Pros: Derrick De Marney, Nova Pilbeam, Story, Comedy, Direction
Cons: Needs a restoration
Young and Innocent (1937)
Alfred Hitchcock made his name as a director of British films for companies like British International Pictures long before he was famous in America.
Starting out during the silent era he distinguished himself early with a visual sense that rivaled Fritz Lang or John Ford. Towards the end of the 1930s he was discovered by David O Selznick and lured away to Hollywood where he made pictures for another three decades. Young and Innocent is one of the later British Hitchcocks and well worth your time to watch.
Hitchcock was a man who was obsessed with a few key themes, one of which was the "wrong man" theme where an innocent party was implicated in a crime he did not commit and the rest of the movie played out showing him being chased around by the criminals or police depending on how the story was written. Robert Cummings and Cary Grant played this sort of character later for Hitchcock during his American career. There are lots of other Hitchcock touches you can spot, including overhead and other innovative camera angles and the femme fatale, blond of course. Hitchcock also gave full reign to his abundant sense of humor here, with a long cameo that caused me to double up with mirth. Many other humorous moments occur throughout the 80 minute movie.
The British Hitchcocks were made on flea-sized budgets so the special effects, sets, and location shooting are not as spectacular as you would see in his big Hollywood blockbusters like North by Northwest, yet the storytelling and charm of the films usually shine through despite the low dollar treatment.
The movie opens with a middle-aged woman being accused of infidelity by her husband. After some heated words she slaps him hard three times. The scene cuts and the next scene shows her body floating out of the surf. The first person on the scene, Robert Tisdale (Derrick De Marney), runs for help and is seen by two women who mistake it for running away from the crime.
The police are no help and they arrest Tisdale but he escapes before he can be locked up. The police commissioner's daughter (Nova Pilbeam), who had met Tisdale earlier, helps him by taking him away in her bull nosed Morris automobile. At first, her help is reluctant, but later it becomes eager and we see the beginnings of tender feelings evolving in the young and handsome couple.
Just to digress a moment; I certainly am glad I am not under the English law system if what Hitchcock depicted was a good representation. The evidence tying Tisdale to this killing was very thin and the fact that they almost had him convicted before the trial was eye opening to me. By contrast, here in Georgia we have a guy who killed a judge in his own courtroom in front of dozens of eye witnesses and they are not sure they will be able to convict him. What are we to think?
Back to the film: There are some great scenes, including a birthday party that the fugitives inadvertently crash; a night club where an aged bum helps the fugitives to find the key person who he got the evidence from, and several eye popping edits including a teacup smashing on the pavement and causing a pursuing police car to get a timely flat tire.
Derrick De Marney is a forerunner of Cary Grant or Bob Cummings as he is the same type, young and good looking with a good sense of humor.
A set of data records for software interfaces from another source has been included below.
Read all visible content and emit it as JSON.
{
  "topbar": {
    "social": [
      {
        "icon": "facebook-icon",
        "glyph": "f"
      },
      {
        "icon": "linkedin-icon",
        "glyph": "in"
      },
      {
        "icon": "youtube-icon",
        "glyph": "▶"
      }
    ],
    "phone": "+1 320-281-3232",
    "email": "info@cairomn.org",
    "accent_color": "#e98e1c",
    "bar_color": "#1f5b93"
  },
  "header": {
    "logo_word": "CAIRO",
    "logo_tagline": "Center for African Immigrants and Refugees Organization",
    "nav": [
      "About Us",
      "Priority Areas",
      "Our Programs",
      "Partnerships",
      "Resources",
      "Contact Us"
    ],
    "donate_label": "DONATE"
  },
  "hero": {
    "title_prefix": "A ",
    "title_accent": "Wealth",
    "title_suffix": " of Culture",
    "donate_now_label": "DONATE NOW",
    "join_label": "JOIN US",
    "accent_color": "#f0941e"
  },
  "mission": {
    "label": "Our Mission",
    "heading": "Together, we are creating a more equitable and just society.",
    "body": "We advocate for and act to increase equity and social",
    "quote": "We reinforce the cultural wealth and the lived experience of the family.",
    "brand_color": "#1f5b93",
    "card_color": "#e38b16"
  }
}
Nova Pilbeam is the blond heroine but she is not quite the devastating beauty that Hitch's later femmes would be. There were several great character performances by unknowns, also. As a bit of trivia, there is a jazz band playing in black face that would probably be upsetting today but was considered fine in 1937.
The DVD is a product of Delta, a public domain publisher. The video and audio is fairly well preserved and there are no extras. The film is black and white, in 1.33:1 theatrical aspect, and runs 80 minutes.
Young and Innocent is recommended for all Hitchcock fans and fans of mysteries and chase movies.